Phase II Trial of Sunitinib (SU011248) in Patients With Recurrent or Inoperable Meningioma
The purpose of this study is to find out what effects, good and/or bad, sunitinib has on patients and their tumors. At this time, no drugs are routinely used to treat meningioma, hemangioblastoma or hemangiopericytoma. Only surgery and radiation therapy are known to be useful.
Sunitinib is a drug approved for advanced kidney cancer. Sunitinib is also being studied for other tumors. It may be useful in the treatment of brain tumors because it can prevent formation of new blood vessels that allow tumor cells to survive and grow.

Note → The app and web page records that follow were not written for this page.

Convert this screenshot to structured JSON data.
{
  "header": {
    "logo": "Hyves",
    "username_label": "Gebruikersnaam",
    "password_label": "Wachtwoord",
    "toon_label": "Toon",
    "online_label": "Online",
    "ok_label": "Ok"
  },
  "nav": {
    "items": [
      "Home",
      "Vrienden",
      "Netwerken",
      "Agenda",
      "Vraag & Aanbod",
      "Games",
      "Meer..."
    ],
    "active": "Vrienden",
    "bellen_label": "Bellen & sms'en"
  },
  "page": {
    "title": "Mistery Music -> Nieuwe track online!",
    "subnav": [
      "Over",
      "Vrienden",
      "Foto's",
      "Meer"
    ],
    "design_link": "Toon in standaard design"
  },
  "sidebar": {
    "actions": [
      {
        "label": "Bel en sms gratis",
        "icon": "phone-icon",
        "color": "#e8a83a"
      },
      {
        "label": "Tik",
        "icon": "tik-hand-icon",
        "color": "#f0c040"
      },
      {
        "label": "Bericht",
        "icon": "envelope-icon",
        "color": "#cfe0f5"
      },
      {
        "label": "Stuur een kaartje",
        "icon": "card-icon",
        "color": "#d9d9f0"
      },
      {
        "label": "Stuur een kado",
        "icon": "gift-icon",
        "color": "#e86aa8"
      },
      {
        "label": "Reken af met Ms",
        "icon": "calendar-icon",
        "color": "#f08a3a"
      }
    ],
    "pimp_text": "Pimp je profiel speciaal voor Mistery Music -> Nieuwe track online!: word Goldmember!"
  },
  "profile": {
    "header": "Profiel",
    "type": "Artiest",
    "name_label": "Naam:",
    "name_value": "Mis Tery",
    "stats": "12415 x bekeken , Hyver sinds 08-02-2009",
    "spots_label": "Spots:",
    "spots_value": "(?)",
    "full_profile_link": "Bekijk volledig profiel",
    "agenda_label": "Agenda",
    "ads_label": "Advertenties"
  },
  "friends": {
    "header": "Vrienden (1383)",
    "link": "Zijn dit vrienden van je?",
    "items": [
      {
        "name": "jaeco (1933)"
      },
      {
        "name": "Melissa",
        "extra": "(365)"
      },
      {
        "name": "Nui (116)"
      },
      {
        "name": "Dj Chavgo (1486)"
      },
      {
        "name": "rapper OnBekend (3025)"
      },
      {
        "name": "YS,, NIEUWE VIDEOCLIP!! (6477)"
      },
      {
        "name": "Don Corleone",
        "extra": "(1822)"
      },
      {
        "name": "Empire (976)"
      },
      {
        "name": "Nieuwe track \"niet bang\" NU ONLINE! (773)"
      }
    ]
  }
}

|Study Design:||Endpoint Classification: Safety/Efficacy Study
Intervention Model: Single Group Assignment
Masking: Open Label

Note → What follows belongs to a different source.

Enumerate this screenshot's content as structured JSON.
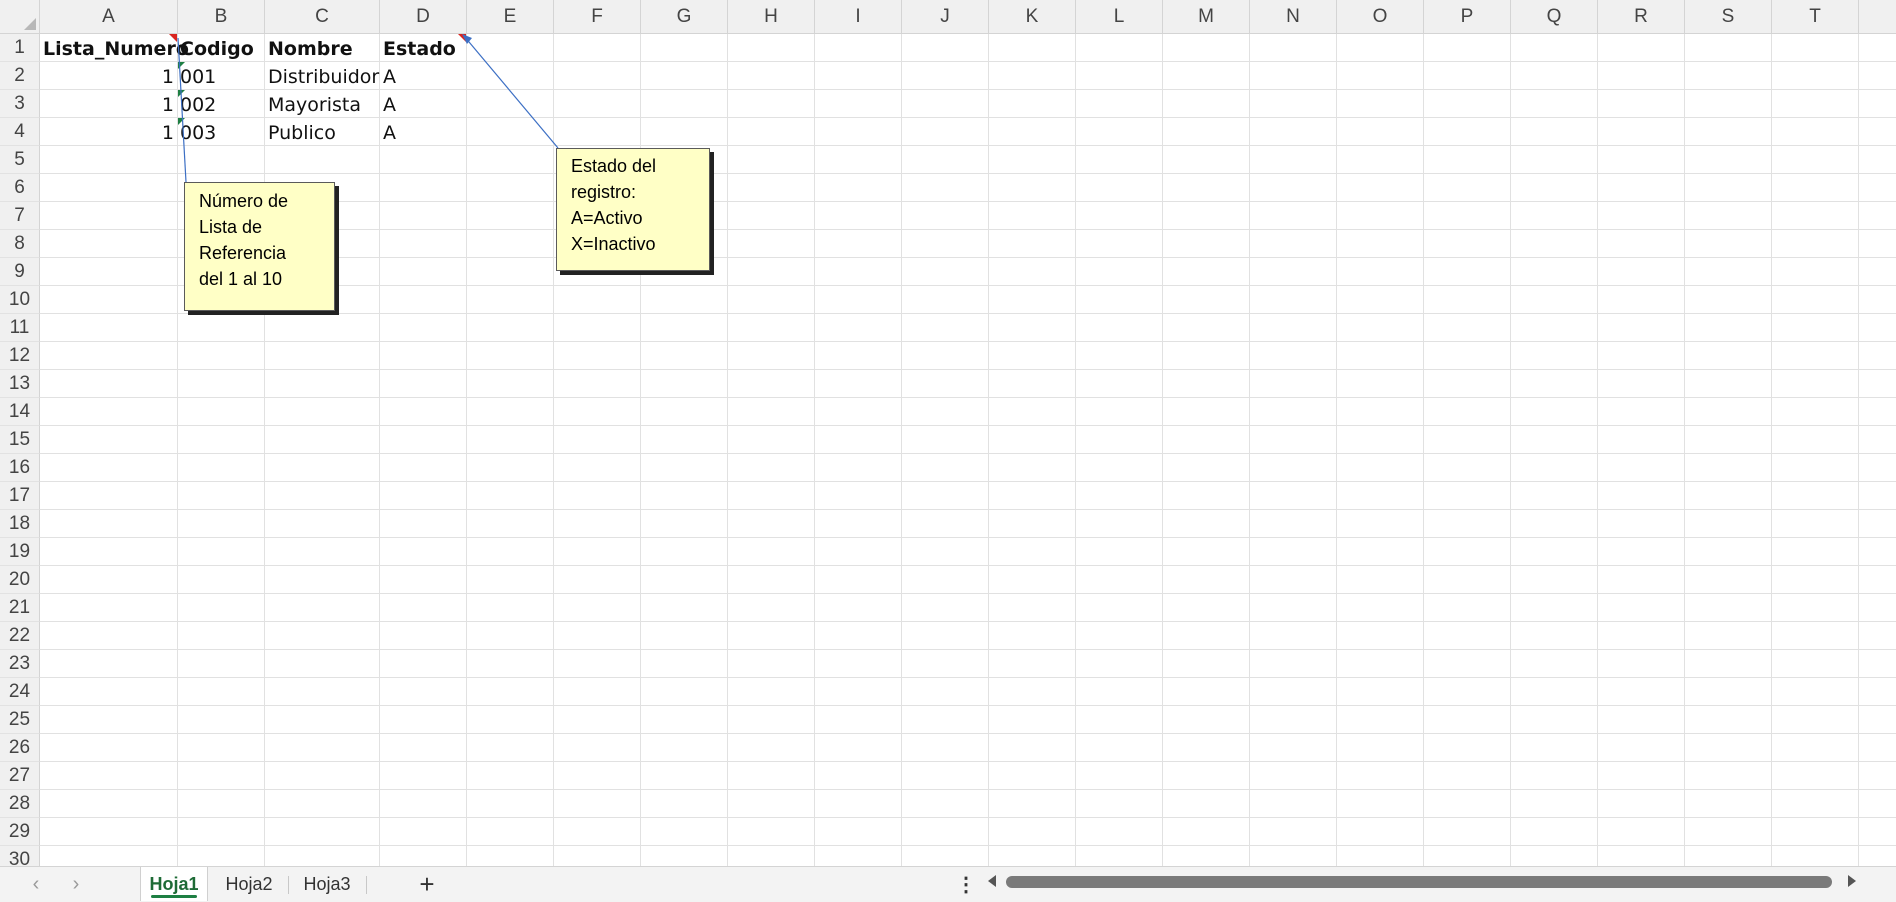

Primary Purpose: Treatment
|Official Title:||Phase II Trial of Sunitinib (SU011248) in Patients With Recurrent or Inoperable Meningioma|
- To evaluate the activity of sunitinib in patients with recurrent meningiomas as measured by 6-month progression-free survival. [ Time Frame: 1.5 years ] [ Designated as safety issue: No ]
- To describe the response rate, median-time-to-progression and overall survival in this patient population; To evaluate the safety of sunitinib in patients with recurrent meningiomas. [ Time Frame: 1.5 years ] [ Designated as safety issue: Yes ]
- To evaluate the safety of sunitinib in patients with recurrent meningiomas. [ Time Frame: 1.5 years ] [ Designated as safety issue: Yes ]
- To develop exploratory data correlating response to the molecular phenotype of the tumor. [ Time Frame: 1.5 years ] [ Designated as safety issue: No ]
- To develop exploratory data correlating serum angiogenic peptides and Dynamic Contrast Enhanced (DCE)-MRI with outcomes. [ Time Frame: 1.5 years ] [ Designated as safety issue: No ]
|Study Start Date:||October 2007|
|Estimated Study Completion Date:||October 2014|
|Estimated Primary Completion Date:||October 2014 (Final data collection date for primary outcome measure)|
Sunitinib will be administered at a dose of 50 mg orally once daily for four consecutive weeks, followed by a two-week rest period. Intra-patient dose reduction may be required depending on the type and severity of individual toxicity encountered. Imaging studies will be performed after every other cycle. Patients may continue on study as long as they are tolerating treatment and in the absence of disease progression.
The study drug will be administered on an outpatient basis. The starting dose will be 50 mg daily for 28 days (4 consecutive weeks) followed by 14 days off for patients not on CYP3A4 inducers or inhibitors. A cycle equals 42 days.
This is a phase II study of Sunitinib in patients with recurrent or inoperable meningiomas. An exploratory study will be performed for patients with recurrent hemangiopericytoma or hemangioblastoma. There will be approximately 50 patients enrolled on this study (40 meningiomas and 10 hemangiopericytomas/hemangioblastomas). The treatment plan is to use daily SU11248 at a dose of 50 mg, using the established schedule of 4 weeks of treatment followed by two weeks of rest period, forming a six-week treatment cycle. A medical professional will see each patient at least every six weeks while on the medication for toxicity assessment and physical examination. Extent of disease evaluations will occur at baseline, two weeks, twelve weeks, 24 weeks, and every twelve weeks thereafter. These evaluations will include MRI of the brain (or CT head if a patient cannot undergo MRI) and MR perfusion.
|United States, Massachusetts|
|Dana Farber Cancer Institute|
|Boston, Massachusetts, United States, 02115|
|United States, New Jersey|
|Memoral Sloan Kettering Cancer Center|
|Basking Ridge, New Jersey, United States|
|United States, New York|
|Memorial Sloan-Kettering Cancer Center at Commack|
|Commack, New York, United States, 11725|
|Memorial Sloan-Kettering Cancer Center|
|New York, New York, United States, 10065|
|United States, Pennsylvania|
|University of Pittsburgh Medical Center|
|Pittsburg, Pennsylvania, United States|
|United States, Virginia|
|University of Virginia Health Science Center|
|Charlottesville, Virginia, United States, 22908|
|Principal Investigator:||Thomas Kaley, MD||Memorial Sloan-Kettering Cancer Center|